  3. Nordic Council of MinistersOresund Inspires Other EU Border Regions to Work Together to Generate Growth
  4. Mission of China to the EUTrade Between China, Belt and Road Countries up 15%
  5. AJC Transatlantic InstituteAJC Calls on EU to Sanction Iran’s Revolutionary Guards, Expel Ambassadors
  6. Dialogue PlatformRoundtable on "Political Islam, Civil Islam and The West" 31 January
  7. ILGA EuropeFreedom of Movement and Same-Sex Couples in Romania – Case Update!
  8. EU2017EEEstonia Completes First EU Presidency, Introduced New Topics to the Agenda
  9. Bio-Based IndustriesLeading the Transition Towards a Post-Petroleum Society
  10. ACCAWelcomes the Start of the New Bulgarian Presidency
  11. Mission of China to the EUPremier Li and President Tusk Stress Importance of Ties at ASEM Summit
  12. EU2017EEVAT on Electronic Commerce: New Rules Adopted

Latest News

  1. Nato prepares to take in Macedonia
  2. Taking full benefit of supercomputers in Europe
  3. Spitzenkandidat system 'difficult to get rid of', hopes lead MEP
  4. Rights NGOs face fresh threats across the EU, agency says
  5. EIB 'more sensitive' to fraud after Dieselgate, chief insists
  6. EU 'hypocrisy' condemns people to Libya, says NGO
  7. Next year's EU election at risk of Russian meddling
  8. Hungary to tax NGOs that 'help' migration

Stakeholders' Highlights

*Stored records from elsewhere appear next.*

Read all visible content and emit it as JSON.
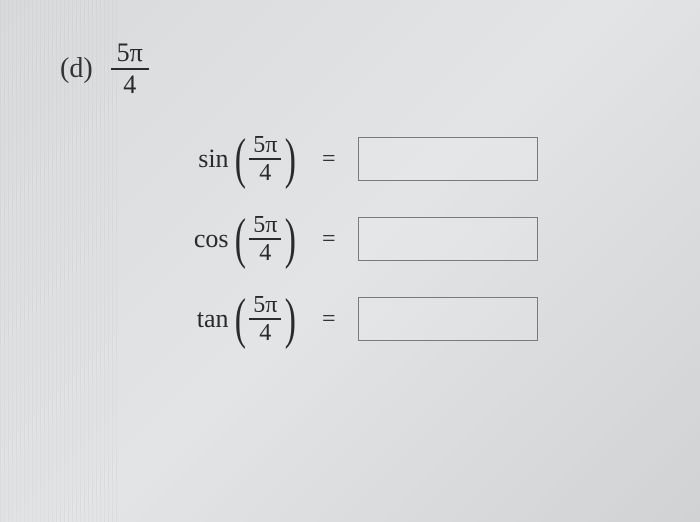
{
  "part_label": "(d)",
  "header_frac": {
    "num": "5π",
    "den": "4"
  },
  "rows": [
    {
      "func": "sin",
      "arg_num": "5π",
      "arg_den": "4",
      "eq": "=",
      "value": ""
    },
    {
      "func": "cos",
      "arg_num": "5π",
      "arg_den": "4",
      "eq": "=",
      "value": ""
    },
    {
      "func": "tan",
      "arg_num": "5π",
      "arg_den": "4",
      "eq": "=",
      "value": ""
    }
  ]
}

  1. European Jewish CongressChair of EU Parliament Working Group on Antisemitism Condemns Wave of Attacks
  2. Counter BalanceA New Study Challenges the Infrastructure Mega Corridors Agenda
  3. Dialogue PlatformThe Gülen Community: Who to Believe - Politicians or Actions?" by Thomas Michel
  4. Plastics Recyclers Europe65% Plastics Recycling Rate Attainable by 2025 New Study Shows
  5. European Heart NetworkCommissioner Andriukaitis' Address to EHN on the Occasion of Its 25th Anniversary
  6. ACCACFOs Risk Losing Relevance If They Do Not Embrace Technology
  7. UNICEFMake the Digital World Safer for Children & Increase Access for the Most Disadvantaged
  8. European Jewish CongressWelcomes Recognition of Jerusalem as the Capital of Israel and Calls on EU States to Follow Suit
  9. Mission of China to the EUChina and EU Boost Innovation Cooperation Under Horizon 2020
  10. European Gaming & Betting AssociationJuncker’s "Political" Commission Leaves Gambling Reforms to the Court
  11. AJC Transatlantic InstituteAJC Applauds U.S. Recognition of Jerusalem as Israel’s Capital City
  12. EU2017EEEU Telecom Ministers Reached an Agreement on the 5G Roadmap